A: Being unemployed—not a good thing. I had a number of speeches lined up; that is what allowed me to support my family. When those speeches dried up and I was committed to this [gym] and moving forward with it, it was a little scary. It forced me to have a little more faith, maybe, than I had before. My husband said we’ll make it through this, it will make us stronger, and during quarantine this is where all six of us were. We were on a schedule, and we couldn’t stop it.
Q: How well are you meeting your projections?
A: The numbers are significantly lower than what we initially planned, but it’s not bad. We planned for 400, and we just got there. I’m a conservative person. I wasn’t thinking, oh, we’ll have 1,000 people as soon as we open the door. Now we do have 900 people pre-signed up. But even though our start is slow, I’m able to connect with each and every family, to know the kids’ names. I’m able to connect with my staff.
Q: Are you interested in coaching, perhaps even an Olympic team?
A: Do I see myself on the floor coaching? I’m trying not to do it all. I do want to remain married! I want to know my kids. They don’t need mommy as a coach. I have stepped in on a preschool class, but that’s because we were short-staffed due to COVID-19. So
I jumped in. But that’s not where I want to be.
Q: Do you expect to resume doing motivational speeches?

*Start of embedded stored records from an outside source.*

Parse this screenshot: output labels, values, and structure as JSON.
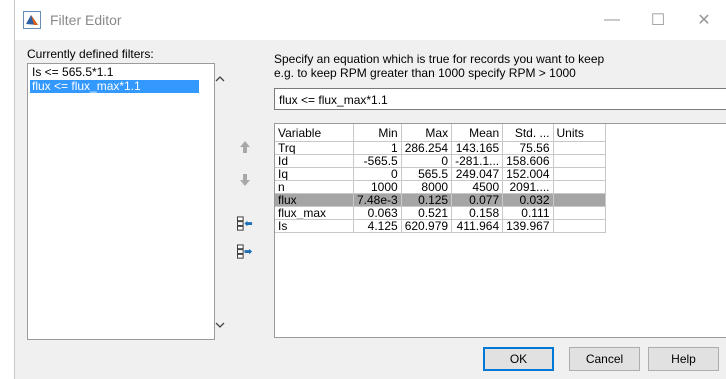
{
  "window": {
    "title": "Filter Editor",
    "minimize_glyph": "—",
    "maximize_glyph": "☐",
    "close_glyph": "✕"
  },
  "left": {
    "label": "Currently defined filters:",
    "filters": [
      "Is <= 565.5*1.1",
      "flux <= flux_max*1.1"
    ],
    "selected_index": 1
  },
  "instructions": {
    "line1": "Specify an equation which is true for records you want to keep",
    "line2": "e.g. to keep RPM greater than 1000 specify RPM > 1000"
  },
  "equation": {
    "value": "flux <= flux_max*1.1"
  },
  "table": {
    "headers": [
      "Variable",
      "Min",
      "Max",
      "Mean",
      "Std. ...",
      "Units"
    ],
    "rows": [
      [
        "Trq",
        "1",
        "286.254",
        "143.165",
        "75.56",
        ""
      ],
      [
        "Id",
        "-565.5",
        "0",
        "-281.1...",
        "158.606",
        ""
      ],
      [
        "Iq",
        "0",
        "565.5",
        "249.047",
        "152.004",
        ""
      ],
      [
        "n",
        "1000",
        "8000",
        "4500",
        "2091....",
        ""
      ],
      [
        "flux",
        "7.48e-3",
        "0.125",
        "0.077",
        "0.032",
        ""
      ],
      [
        "flux_max",
        "0.063",
        "0.521",
        "0.158",
        "0.111",
        ""
      ],
      [
        "Is",
        "4.125",
        "620.979",
        "411.964",
        "139.967",
        ""
      ]
    ],
    "highlighted_row": 4
  },
  "buttons": {
    "ok": "OK",
    "cancel": "Cancel",
    "help": "Help"
  },
  "colors": {
    "selection": "#3399ff",
    "row_highlight": "#a5a5a5",
    "default_button_border": "#0078d7"
  }
}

A: I really enjoyed doing motivational speeches, although I didn’t like the travel. Once I started bringing the kids on the road with me, it became harder and harder. I found it to be more of a job than it needed to be.
Q: If you could revisit your past and change it, given what you know now, would you?
A: For a while I dwelled on coulda, woulda, shoulda. Like if only I’d had parents that were a certain way or if only I weren’t in the sport of gymnastics. But I’ve truly embraced the most painful moments of my life because that’s what brought me where I am today, with the people I am today, with the drive and the passion I have today. So even if could write a letter to my younger self, I would just remind her that she’s stronger and more resilient than she thinks. I’d remind her that her greatness is not about her accolades or about achievements, but her heart.
The mother of one of my teammates, Alexis Norman, pulled me aside in 1994 when I was having a tough time in the sport. I had a horrible two months of practice and wanted to quit. She pulled me aside and said, “Remember we love you not because of your talent and ability in the gym but because of who you are.” I broke down; I’d never heard those words before—or since. Her words made such an impression on me.
Q: What do you say to young girls who want to be like Dominique?
A: I would tell them don’t be like Dominique. Be yourself. Be the best that you are. I understand when they walk through this facility and there’s the Olympic photos it’s a draw, as is my name, and moms and dads grew up watching me. But when they come through the door I hope they find that my coaches are upbeat and compassionate. My teammates and I lived in an atmosphere of anxiety and fear. It just alarms me what parents (of gymnasts) don’t see—or don’t want to see. I want ours to be a positive environment and build the kids’ self-esteem.
This interview has been edited for clarity and length.
This story originally appeared in the December 2020-January 2021 issue of Montgomery Magazine.